__What this task involves__
Copy all lines in the data that contain the string "card".

__Data shown__
•••

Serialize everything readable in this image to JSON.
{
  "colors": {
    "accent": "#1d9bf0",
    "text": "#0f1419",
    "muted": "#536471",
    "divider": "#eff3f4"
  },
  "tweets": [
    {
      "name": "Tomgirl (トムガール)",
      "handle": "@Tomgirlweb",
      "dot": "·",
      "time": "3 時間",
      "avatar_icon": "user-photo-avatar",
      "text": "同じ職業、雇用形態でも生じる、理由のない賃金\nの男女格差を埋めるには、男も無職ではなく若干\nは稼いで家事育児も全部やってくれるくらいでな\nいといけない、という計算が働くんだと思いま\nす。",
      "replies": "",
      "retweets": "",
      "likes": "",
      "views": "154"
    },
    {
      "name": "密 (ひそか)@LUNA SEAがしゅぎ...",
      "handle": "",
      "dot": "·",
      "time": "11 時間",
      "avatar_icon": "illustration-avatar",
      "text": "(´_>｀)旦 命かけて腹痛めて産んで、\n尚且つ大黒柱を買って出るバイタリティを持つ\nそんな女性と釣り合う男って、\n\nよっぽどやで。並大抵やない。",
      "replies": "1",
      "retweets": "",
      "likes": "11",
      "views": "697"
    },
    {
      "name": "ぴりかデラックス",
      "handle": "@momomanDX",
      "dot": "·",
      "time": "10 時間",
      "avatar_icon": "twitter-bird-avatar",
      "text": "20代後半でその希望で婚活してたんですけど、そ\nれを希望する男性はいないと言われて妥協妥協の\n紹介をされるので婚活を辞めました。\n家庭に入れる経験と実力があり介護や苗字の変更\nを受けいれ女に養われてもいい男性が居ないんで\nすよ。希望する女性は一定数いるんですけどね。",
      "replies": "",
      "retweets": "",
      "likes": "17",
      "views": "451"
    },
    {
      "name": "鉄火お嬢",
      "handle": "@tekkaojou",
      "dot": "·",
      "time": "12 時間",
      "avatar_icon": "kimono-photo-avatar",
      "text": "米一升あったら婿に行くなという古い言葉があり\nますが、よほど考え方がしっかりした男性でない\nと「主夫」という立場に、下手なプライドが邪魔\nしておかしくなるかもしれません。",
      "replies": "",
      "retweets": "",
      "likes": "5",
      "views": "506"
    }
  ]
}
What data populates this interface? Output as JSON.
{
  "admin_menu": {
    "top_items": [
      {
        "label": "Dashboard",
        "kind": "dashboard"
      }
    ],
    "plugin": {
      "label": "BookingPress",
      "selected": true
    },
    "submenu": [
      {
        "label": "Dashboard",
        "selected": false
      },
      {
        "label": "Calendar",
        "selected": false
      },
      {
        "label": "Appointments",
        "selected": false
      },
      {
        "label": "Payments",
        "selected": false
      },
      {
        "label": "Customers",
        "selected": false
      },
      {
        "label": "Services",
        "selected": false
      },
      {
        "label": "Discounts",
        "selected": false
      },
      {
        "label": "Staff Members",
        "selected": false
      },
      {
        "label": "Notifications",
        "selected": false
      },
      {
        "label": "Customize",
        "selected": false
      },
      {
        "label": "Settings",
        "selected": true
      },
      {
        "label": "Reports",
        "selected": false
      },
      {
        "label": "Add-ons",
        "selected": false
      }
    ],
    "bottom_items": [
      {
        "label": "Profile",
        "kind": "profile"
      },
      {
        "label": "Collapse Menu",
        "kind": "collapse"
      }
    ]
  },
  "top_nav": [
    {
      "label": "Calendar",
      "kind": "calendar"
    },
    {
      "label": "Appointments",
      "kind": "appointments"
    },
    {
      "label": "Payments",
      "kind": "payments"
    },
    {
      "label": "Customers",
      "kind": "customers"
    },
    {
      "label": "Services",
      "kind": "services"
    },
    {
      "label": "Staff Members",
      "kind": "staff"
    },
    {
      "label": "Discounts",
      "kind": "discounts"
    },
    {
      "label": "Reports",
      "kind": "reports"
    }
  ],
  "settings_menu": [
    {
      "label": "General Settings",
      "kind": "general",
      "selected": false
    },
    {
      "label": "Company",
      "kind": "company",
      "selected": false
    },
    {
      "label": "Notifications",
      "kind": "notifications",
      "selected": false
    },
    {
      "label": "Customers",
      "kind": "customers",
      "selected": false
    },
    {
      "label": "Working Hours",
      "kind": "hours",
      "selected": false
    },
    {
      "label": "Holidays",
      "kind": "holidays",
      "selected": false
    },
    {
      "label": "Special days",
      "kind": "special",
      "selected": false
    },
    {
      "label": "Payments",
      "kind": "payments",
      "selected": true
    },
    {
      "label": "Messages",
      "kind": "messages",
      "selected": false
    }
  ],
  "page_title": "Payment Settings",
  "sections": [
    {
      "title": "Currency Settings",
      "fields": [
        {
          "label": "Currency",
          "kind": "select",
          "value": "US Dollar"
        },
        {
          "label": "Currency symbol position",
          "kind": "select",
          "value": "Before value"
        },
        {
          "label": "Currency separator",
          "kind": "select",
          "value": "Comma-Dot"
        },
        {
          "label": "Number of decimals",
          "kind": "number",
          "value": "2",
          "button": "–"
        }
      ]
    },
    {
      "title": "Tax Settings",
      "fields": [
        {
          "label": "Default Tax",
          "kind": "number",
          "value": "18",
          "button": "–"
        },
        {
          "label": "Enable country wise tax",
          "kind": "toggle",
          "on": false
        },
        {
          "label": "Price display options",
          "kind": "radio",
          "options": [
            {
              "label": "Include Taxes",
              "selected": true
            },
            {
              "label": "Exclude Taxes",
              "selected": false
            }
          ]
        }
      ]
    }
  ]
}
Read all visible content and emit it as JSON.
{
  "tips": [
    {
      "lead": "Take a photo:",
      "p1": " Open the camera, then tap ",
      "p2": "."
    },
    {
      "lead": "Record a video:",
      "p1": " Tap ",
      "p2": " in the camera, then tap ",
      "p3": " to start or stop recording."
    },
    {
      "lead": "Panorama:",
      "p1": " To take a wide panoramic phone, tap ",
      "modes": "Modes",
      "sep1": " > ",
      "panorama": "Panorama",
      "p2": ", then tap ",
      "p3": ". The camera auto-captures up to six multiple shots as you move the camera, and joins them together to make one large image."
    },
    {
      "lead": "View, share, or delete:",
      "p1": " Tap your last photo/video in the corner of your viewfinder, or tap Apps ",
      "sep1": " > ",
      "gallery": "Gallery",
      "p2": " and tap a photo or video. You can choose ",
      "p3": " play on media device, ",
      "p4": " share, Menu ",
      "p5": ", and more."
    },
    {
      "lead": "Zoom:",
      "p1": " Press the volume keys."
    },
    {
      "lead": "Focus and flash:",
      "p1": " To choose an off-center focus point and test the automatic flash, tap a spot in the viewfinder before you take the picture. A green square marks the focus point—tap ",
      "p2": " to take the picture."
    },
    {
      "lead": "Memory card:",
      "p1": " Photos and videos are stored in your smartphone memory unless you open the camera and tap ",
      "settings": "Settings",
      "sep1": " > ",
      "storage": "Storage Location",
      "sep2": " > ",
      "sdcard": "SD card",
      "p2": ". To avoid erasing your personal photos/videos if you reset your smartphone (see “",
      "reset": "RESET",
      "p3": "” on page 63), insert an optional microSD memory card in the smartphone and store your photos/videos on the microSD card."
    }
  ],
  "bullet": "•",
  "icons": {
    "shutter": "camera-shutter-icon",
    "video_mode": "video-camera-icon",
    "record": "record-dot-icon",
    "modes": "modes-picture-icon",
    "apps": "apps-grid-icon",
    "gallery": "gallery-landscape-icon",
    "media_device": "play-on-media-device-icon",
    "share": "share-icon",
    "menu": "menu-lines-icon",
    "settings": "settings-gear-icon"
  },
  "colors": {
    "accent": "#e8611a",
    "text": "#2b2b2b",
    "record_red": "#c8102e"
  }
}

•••

__Result__
      "lead": "Memory card:",
      "sdcard": "SD card",
      "p3": "” on page 63), insert an optional microSD memory card in the smartphone and store your photos/videos on the microSD card."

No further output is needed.